TASK OBJECTIVE
Lines from the listing below that contain the string "number" are to be reported.

*** Opening of DATA RECORDS ***

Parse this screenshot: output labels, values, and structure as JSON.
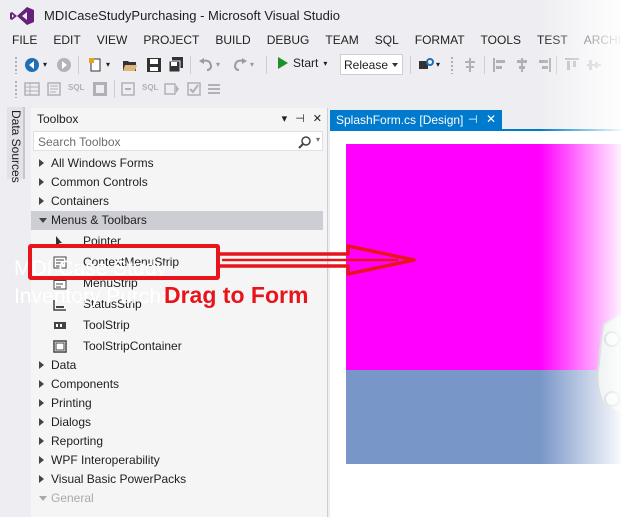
{
  "window": {
    "title": "MDICaseStudyPurchasing - Microsoft Visual Studio"
  },
  "menu": [
    "FILE",
    "EDIT",
    "VIEW",
    "PROJECT",
    "BUILD",
    "DEBUG",
    "TEAM",
    "SQL",
    "FORMAT",
    "TOOLS",
    "TEST",
    "ARCHI"
  ],
  "toolbar": {
    "start_label": "Start",
    "configuration": "Release"
  },
  "side_tab": {
    "label": "Data Sources"
  },
  "toolbox": {
    "title": "Toolbox",
    "search_placeholder": "Search Toolbox",
    "groups_before": [
      "All Windows Forms",
      "Common Controls",
      "Containers"
    ],
    "expanded_group": "Menus & Toolbars",
    "items": [
      "Pointer",
      "ContextMenuStrip",
      "MenuStrip",
      "StatusStrip",
      "ToolStrip",
      "ToolStripContainer"
    ],
    "groups_after": [
      "Data",
      "Components",
      "Printing",
      "Dialogs",
      "Reporting",
      "WPF Interoperability",
      "Visual Basic PowerPacks",
      "General"
    ]
  },
  "document_tab": {
    "label": "SplashForm.cs [Design]"
  },
  "splash": {
    "line1": "MDI Case Study",
    "line2": "Inventory Purchasing",
    "top_color": "#ff00ff",
    "bottom_color": "#7996c8"
  },
  "annotation": {
    "label": "Drag to Form",
    "color": "#e8141b"
  },
  "colors": {
    "accent": "#007acc",
    "background": "#eeeef2"
  }
}
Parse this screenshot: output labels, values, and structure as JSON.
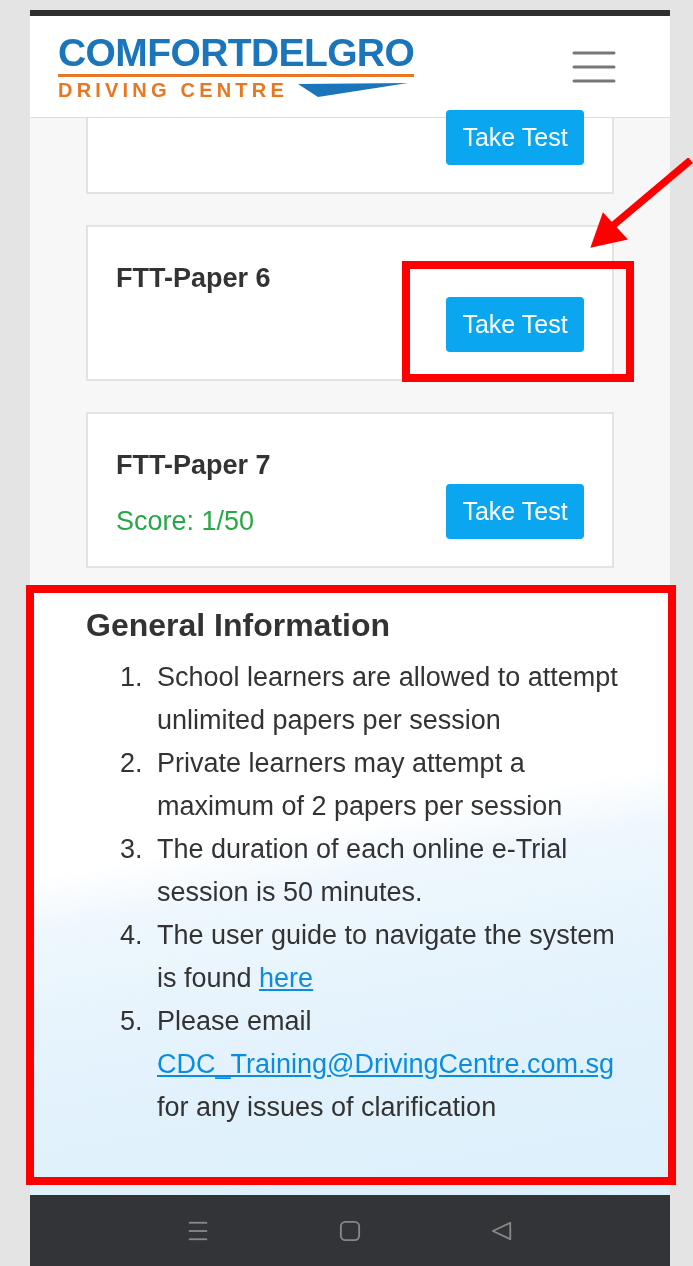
{
  "header": {
    "logo_top": "COMFORTDELGRO",
    "logo_bottom": "DRIVING CENTRE"
  },
  "papers": [
    {
      "button": "Take Test"
    },
    {
      "title": "FTT-Paper 6",
      "button": "Take Test"
    },
    {
      "title": "FTT-Paper 7",
      "score": "Score: 1/50",
      "button": "Take Test"
    }
  ],
  "general_information": {
    "title": "General Information",
    "items": [
      {
        "number": "1.",
        "text": "School learners are allowed to attempt unlimited papers per session"
      },
      {
        "number": "2.",
        "text": "Private learners may attempt a maximum of 2 papers per session"
      },
      {
        "number": "3.",
        "text": "The duration of each online e-Trial session is 50 minutes."
      },
      {
        "number": "4.",
        "text": "The user guide to navigate the system is found",
        "link": "here"
      },
      {
        "number": "5.",
        "text": "Please email",
        "link": "CDC_Training@DrivingCentre.com.sg",
        "after": "for any issues of clarification"
      }
    ]
  },
  "annotations": [
    {
      "kind": "arrow"
    },
    {
      "kind": "box"
    },
    {
      "kind": "box"
    }
  ]
}
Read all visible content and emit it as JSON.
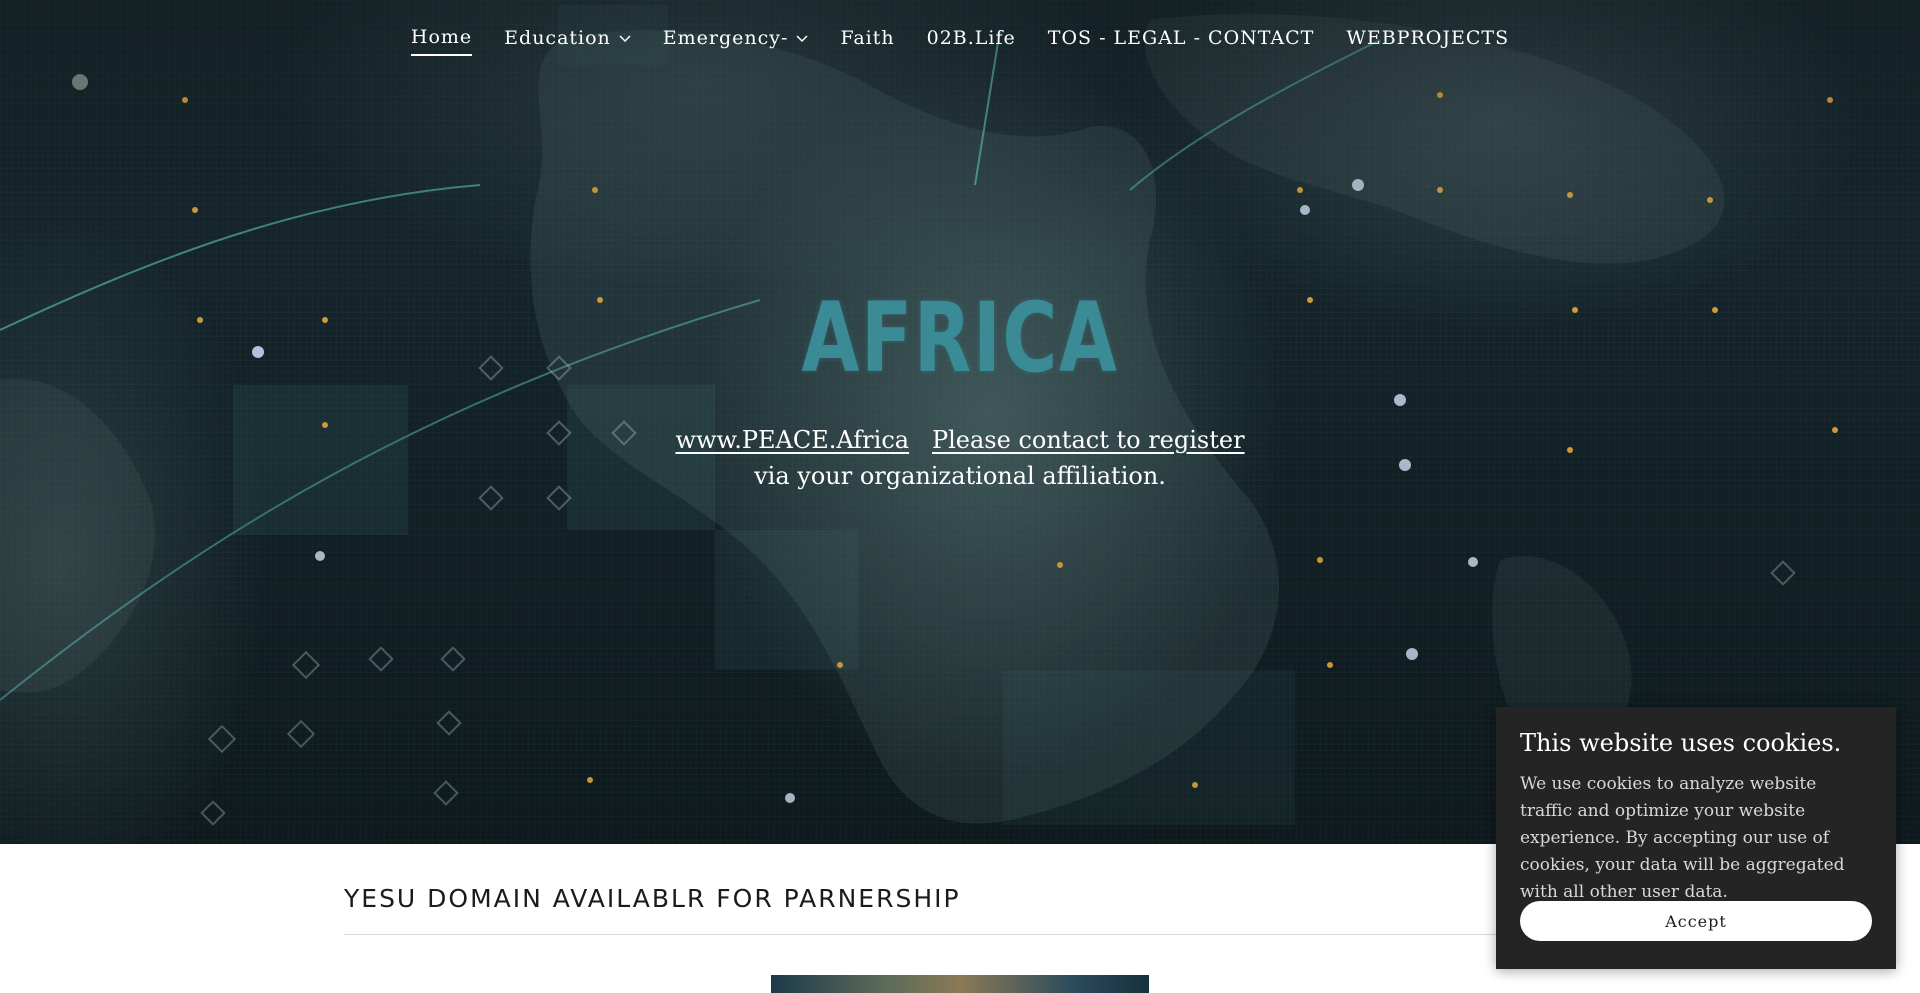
{
  "nav": {
    "items": [
      {
        "label": "Home",
        "active": true,
        "dropdown": false
      },
      {
        "label": "Education",
        "active": false,
        "dropdown": true
      },
      {
        "label": "Emergency-",
        "active": false,
        "dropdown": true
      },
      {
        "label": "Faith",
        "active": false,
        "dropdown": false
      },
      {
        "label": "02B.Life",
        "active": false,
        "dropdown": false
      },
      {
        "label": "TOS - LEGAL - CONTACT",
        "active": false,
        "dropdown": false
      },
      {
        "label": "WEBPROJECTS",
        "active": false,
        "dropdown": false
      }
    ]
  },
  "hero": {
    "image_text": "AFRICA",
    "link_site": "www.PEACE.Africa",
    "link_register": "Please contact to register",
    "text_after": " via your organizational affiliation."
  },
  "section": {
    "title": "YESU DOMAIN AVAILABLR FOR PARNERSHIP"
  },
  "cookie": {
    "title": "This website uses cookies.",
    "body": "We use cookies to analyze website traffic and optimize your website experience. By accepting our use of cookies, your data will be aggregated with all other user data.",
    "accept_label": "Accept"
  },
  "colors": {
    "hero_dark": "#14242a",
    "africa_text": "#3a8b96",
    "cookie_bg": "#242424",
    "nav_text": "#ffffff"
  }
}
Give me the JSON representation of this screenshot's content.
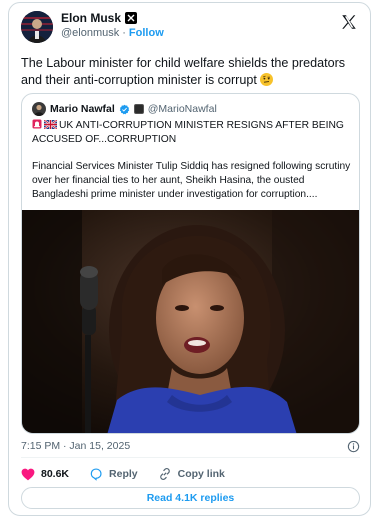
{
  "author": {
    "name": "Elon Musk",
    "handle": "@elonmusk",
    "separator": "·",
    "follow_label": "Follow"
  },
  "tweet": {
    "text": "The Labour minister for child welfare shields the predators and their anti-corruption minister is corrupt",
    "emoji": "raised-eyebrow-face",
    "timestamp": "7:15 PM · Jan 15, 2025"
  },
  "quoted": {
    "name": "Mario Nawfal",
    "handle": "@MarioNawfal",
    "headline": "UK ANTI-CORRUPTION MINISTER RESIGNS AFTER BEING ACCUSED OF...CORRUPTION",
    "flags": [
      "siren",
      "uk-flag"
    ],
    "body": "Financial Services Minister Tulip Siddiq has resigned following scrutiny over her financial ties to her aunt, Sheikh Hasina, the ousted Bangladeshi prime minister under investigation for corruption...."
  },
  "actions": {
    "like_count": "80.6K",
    "reply_label": "Reply",
    "copy_label": "Copy link",
    "read_replies_label": "Read 4.1K replies"
  },
  "colors": {
    "accent": "#1d9bf0",
    "like": "#f91880",
    "text": "#0f1419",
    "muted": "#536471",
    "border": "#cfd9de"
  }
}
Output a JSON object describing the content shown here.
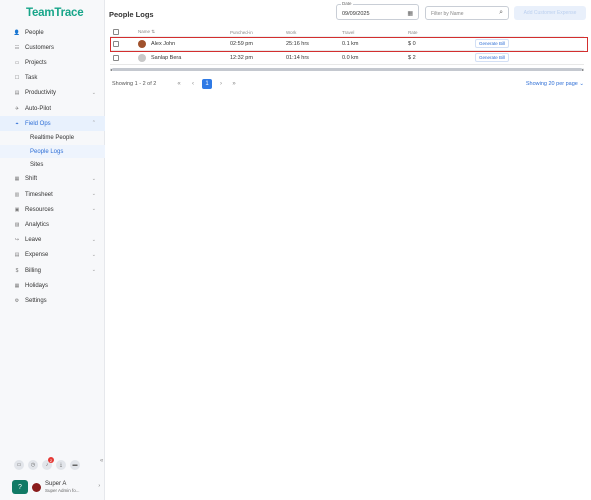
{
  "app": {
    "logo": "TeamTrace"
  },
  "sidebar": {
    "items": [
      {
        "label": "People",
        "icon": "person-icon",
        "chev": ""
      },
      {
        "label": "Customers",
        "icon": "customers-icon",
        "chev": ""
      },
      {
        "label": "Projects",
        "icon": "folder-icon",
        "chev": ""
      },
      {
        "label": "Task",
        "icon": "task-icon",
        "chev": ""
      },
      {
        "label": "Productivity",
        "icon": "productivity-icon",
        "chev": "⌄"
      },
      {
        "label": "Auto-Pilot",
        "icon": "autopilot-icon",
        "chev": ""
      },
      {
        "label": "Field Ops",
        "icon": "field-ops-icon",
        "chev": "⌃"
      }
    ],
    "field_ops_sub": [
      {
        "label": "Realtime People"
      },
      {
        "label": "People Logs"
      },
      {
        "label": "Sites"
      }
    ],
    "items_after": [
      {
        "label": "Shift",
        "icon": "shift-icon",
        "chev": "⌄"
      },
      {
        "label": "Timesheet",
        "icon": "timesheet-icon",
        "chev": "⌄"
      },
      {
        "label": "Resources",
        "icon": "resources-icon",
        "chev": "⌄"
      },
      {
        "label": "Analytics",
        "icon": "analytics-icon",
        "chev": ""
      },
      {
        "label": "Leave",
        "icon": "leave-icon",
        "chev": "⌄"
      },
      {
        "label": "Expense",
        "icon": "expense-icon",
        "chev": "⌄"
      },
      {
        "label": "Billing",
        "icon": "billing-icon",
        "chev": "⌄"
      },
      {
        "label": "Holidays",
        "icon": "holidays-icon",
        "chev": ""
      },
      {
        "label": "Settings",
        "icon": "settings-icon",
        "chev": ""
      }
    ],
    "notification_count": "2",
    "user": {
      "name": "Super A",
      "role": "Super Admin fo..."
    }
  },
  "main": {
    "title": "People Logs",
    "date": {
      "label": "Date",
      "value": "09/09/2025"
    },
    "filter": {
      "placeholder": "Filter by Name"
    },
    "add_button": "Add Customer Expense",
    "columns": [
      "Name ⇅",
      "Punched-in",
      "Work",
      "Travel",
      "Rate"
    ],
    "rows": [
      {
        "name": "Alex John",
        "punched_in": "02:59 pm",
        "work": "25:16 hrs",
        "travel": "0.1 km",
        "rate": "$ 0",
        "action": "Generate Bill",
        "avatar_color": "#a0522d"
      },
      {
        "name": "Sanlap Bera",
        "punched_in": "12:32 pm",
        "work": "01:14 hrs",
        "travel": "0.0 km",
        "rate": "$ 2",
        "action": "Generate Bill",
        "avatar_color": "#c8c8c8"
      }
    ],
    "pager": {
      "showing": "Showing 1 - 2 of 2",
      "first": "«",
      "prev": "‹",
      "page": "1",
      "next": "›",
      "last": "»",
      "per_page": "Showing 20 per page ⌄"
    }
  },
  "colors": {
    "brand": "#17a589",
    "accent": "#2f6fd6",
    "highlight": "#d32f2f"
  }
}
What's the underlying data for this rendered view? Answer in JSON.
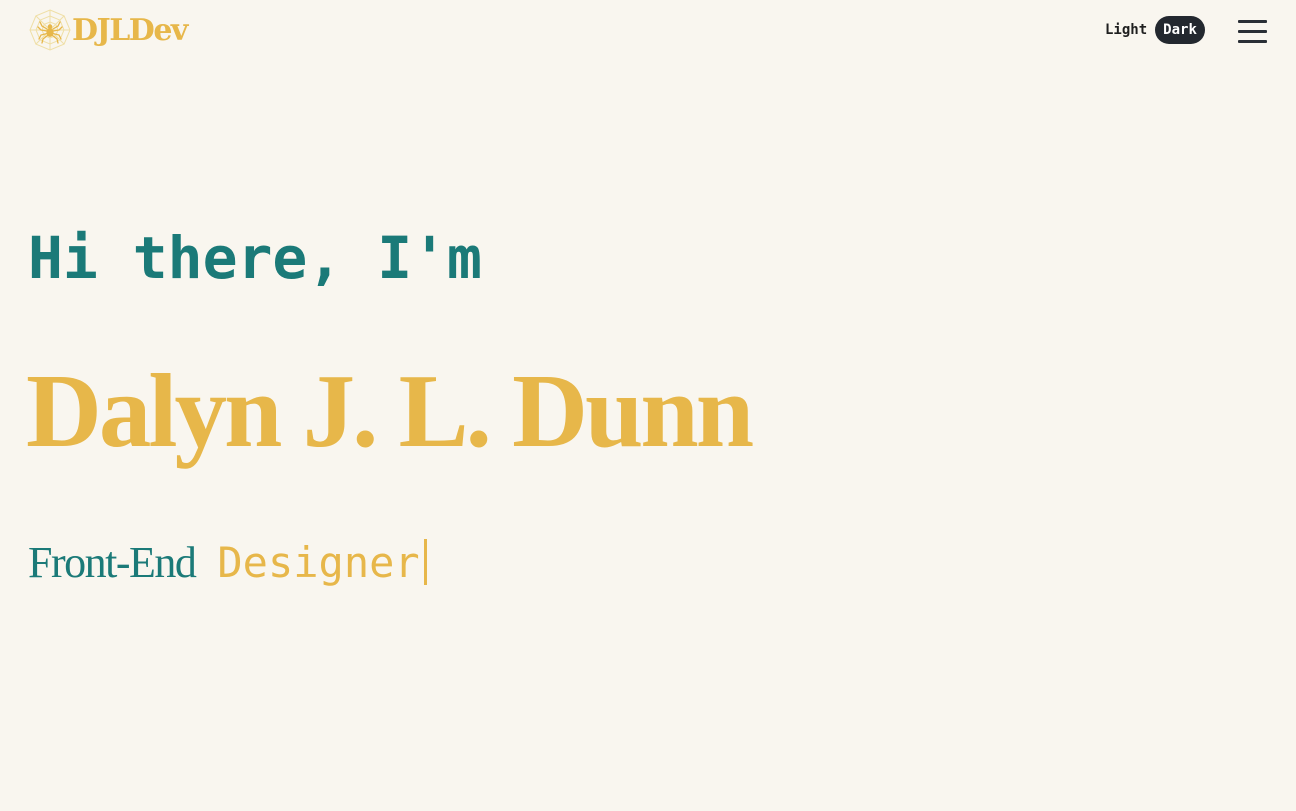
{
  "colors": {
    "background": "#f9f6ef",
    "accent_gold": "#e7b74a",
    "accent_teal": "#1b7a78",
    "dark": "#23282f"
  },
  "header": {
    "logo": {
      "icon": "spider-web-logo-icon",
      "text": "DJLDev"
    },
    "theme_toggle": {
      "light_label": "Light",
      "dark_label": "Dark",
      "selected": "Dark"
    },
    "menu_icon": "hamburger-menu-icon"
  },
  "hero": {
    "greeting": "Hi there, I'm",
    "name": "Dalyn J. L. Dunn",
    "role_prefix": "Front-End",
    "role_word": "Designer"
  }
}
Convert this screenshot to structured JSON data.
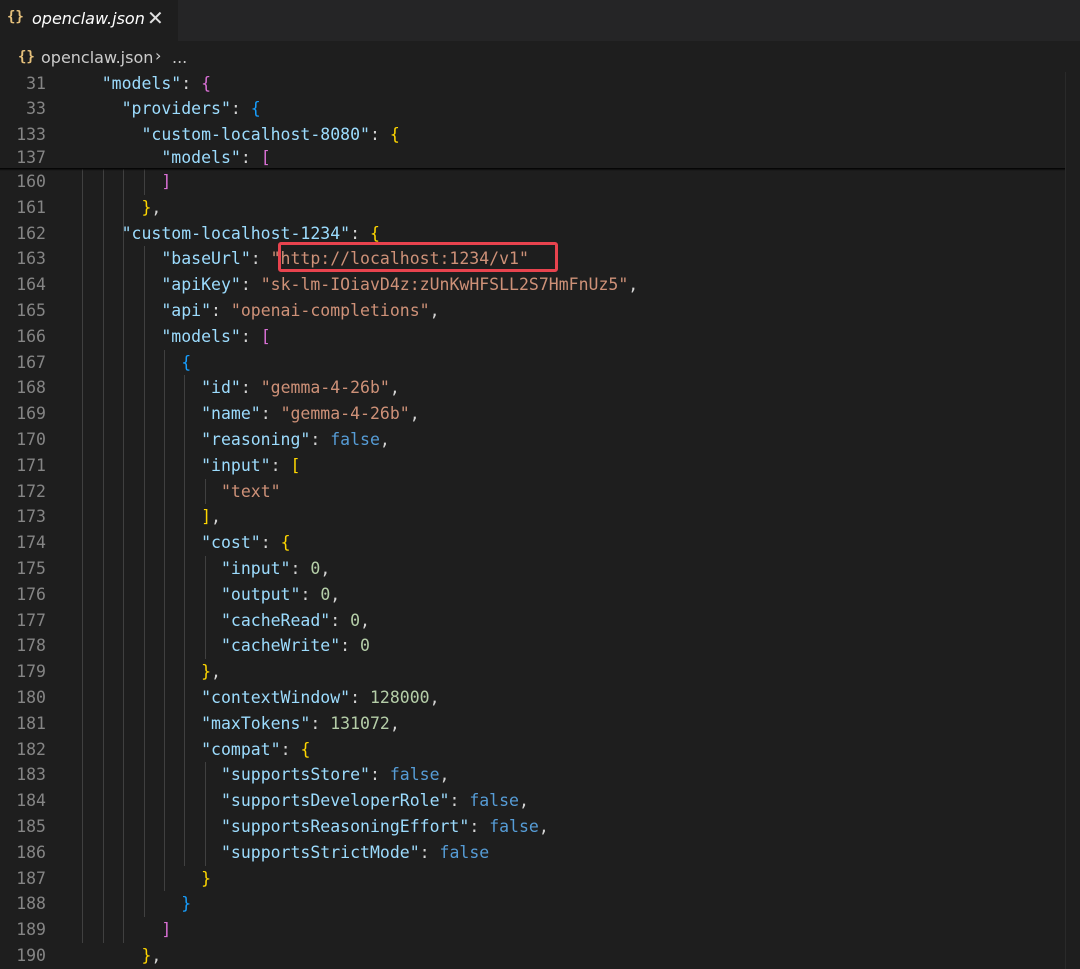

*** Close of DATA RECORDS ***

RESPONSE
        "number": "1.",
        "number": "2.",
        "number": "3.",
        "number": "4.",
        "number": "5.",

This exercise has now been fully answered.